(Web page and app entries)
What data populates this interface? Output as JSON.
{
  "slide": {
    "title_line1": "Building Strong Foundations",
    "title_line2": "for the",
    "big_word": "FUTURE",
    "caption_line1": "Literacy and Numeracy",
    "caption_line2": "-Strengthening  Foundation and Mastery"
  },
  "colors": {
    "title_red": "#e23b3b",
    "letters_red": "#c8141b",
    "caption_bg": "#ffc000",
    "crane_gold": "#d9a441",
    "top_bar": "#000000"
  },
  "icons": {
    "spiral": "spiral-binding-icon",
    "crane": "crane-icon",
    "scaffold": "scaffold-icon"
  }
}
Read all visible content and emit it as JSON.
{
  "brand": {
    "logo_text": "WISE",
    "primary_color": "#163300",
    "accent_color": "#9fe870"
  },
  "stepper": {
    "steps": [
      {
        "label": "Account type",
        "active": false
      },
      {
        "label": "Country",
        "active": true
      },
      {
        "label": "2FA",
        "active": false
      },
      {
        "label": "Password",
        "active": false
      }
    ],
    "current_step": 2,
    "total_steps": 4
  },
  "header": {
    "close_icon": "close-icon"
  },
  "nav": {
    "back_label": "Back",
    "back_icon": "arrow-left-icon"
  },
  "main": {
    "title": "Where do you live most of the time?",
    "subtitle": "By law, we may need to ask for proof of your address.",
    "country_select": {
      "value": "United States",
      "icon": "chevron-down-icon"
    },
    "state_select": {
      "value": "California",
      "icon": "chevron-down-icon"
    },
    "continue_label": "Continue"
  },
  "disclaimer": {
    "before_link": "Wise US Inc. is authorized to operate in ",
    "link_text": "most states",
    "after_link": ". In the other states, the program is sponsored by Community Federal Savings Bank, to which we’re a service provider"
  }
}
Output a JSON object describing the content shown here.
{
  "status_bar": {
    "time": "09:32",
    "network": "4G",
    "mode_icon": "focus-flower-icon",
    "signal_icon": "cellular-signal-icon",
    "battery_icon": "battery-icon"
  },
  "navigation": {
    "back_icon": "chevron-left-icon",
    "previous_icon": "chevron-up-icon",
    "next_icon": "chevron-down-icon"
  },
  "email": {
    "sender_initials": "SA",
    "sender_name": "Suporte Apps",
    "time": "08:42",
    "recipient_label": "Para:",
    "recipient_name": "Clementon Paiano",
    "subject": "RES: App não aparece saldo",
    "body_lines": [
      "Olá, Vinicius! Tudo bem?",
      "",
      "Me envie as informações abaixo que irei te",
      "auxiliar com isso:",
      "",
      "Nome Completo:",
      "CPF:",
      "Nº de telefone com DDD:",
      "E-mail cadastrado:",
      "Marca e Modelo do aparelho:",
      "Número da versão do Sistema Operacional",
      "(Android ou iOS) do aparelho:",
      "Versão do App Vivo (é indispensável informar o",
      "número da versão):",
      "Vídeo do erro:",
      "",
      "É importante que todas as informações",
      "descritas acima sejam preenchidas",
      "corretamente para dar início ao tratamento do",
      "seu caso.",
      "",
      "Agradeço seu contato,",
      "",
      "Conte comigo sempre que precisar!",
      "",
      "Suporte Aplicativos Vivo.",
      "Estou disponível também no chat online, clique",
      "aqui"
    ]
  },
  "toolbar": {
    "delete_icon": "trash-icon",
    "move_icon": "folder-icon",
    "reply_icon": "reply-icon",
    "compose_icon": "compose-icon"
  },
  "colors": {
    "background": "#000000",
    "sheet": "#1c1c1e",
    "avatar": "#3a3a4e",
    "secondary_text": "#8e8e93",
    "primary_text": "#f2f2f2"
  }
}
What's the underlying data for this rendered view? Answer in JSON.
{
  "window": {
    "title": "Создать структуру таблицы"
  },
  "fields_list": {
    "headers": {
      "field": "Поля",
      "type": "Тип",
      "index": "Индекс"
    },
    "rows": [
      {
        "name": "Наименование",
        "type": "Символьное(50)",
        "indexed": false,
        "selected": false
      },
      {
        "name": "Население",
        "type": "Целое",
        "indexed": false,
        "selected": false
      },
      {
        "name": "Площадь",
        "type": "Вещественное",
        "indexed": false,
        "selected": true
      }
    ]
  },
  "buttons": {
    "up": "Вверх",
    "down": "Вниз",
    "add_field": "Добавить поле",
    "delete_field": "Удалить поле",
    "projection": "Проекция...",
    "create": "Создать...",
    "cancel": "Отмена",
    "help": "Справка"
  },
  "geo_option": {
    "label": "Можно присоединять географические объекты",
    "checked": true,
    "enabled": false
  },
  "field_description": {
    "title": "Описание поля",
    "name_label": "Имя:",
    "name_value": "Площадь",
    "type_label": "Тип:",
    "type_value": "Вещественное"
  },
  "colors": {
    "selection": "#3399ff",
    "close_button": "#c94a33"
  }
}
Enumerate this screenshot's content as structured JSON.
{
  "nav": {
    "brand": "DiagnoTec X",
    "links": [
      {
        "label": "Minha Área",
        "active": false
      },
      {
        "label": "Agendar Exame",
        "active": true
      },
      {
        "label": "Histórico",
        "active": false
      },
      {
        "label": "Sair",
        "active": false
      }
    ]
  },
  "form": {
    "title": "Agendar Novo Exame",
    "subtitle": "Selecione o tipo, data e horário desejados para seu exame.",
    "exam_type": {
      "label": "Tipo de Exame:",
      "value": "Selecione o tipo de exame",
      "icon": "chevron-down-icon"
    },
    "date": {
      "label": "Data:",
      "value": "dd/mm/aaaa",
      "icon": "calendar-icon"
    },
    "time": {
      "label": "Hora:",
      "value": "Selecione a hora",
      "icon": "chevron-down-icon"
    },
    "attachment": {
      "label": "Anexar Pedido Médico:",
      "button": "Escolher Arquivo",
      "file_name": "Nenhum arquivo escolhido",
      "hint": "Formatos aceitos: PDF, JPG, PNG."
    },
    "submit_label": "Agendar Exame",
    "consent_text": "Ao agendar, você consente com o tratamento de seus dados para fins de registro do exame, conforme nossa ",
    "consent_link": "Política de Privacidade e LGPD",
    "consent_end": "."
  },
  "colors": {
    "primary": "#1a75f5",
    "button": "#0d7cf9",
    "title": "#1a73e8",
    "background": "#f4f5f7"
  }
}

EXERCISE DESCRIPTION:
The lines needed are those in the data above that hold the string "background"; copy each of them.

THE ANSWER:
    "background": "#000000",
    "background": "#f4f5f7"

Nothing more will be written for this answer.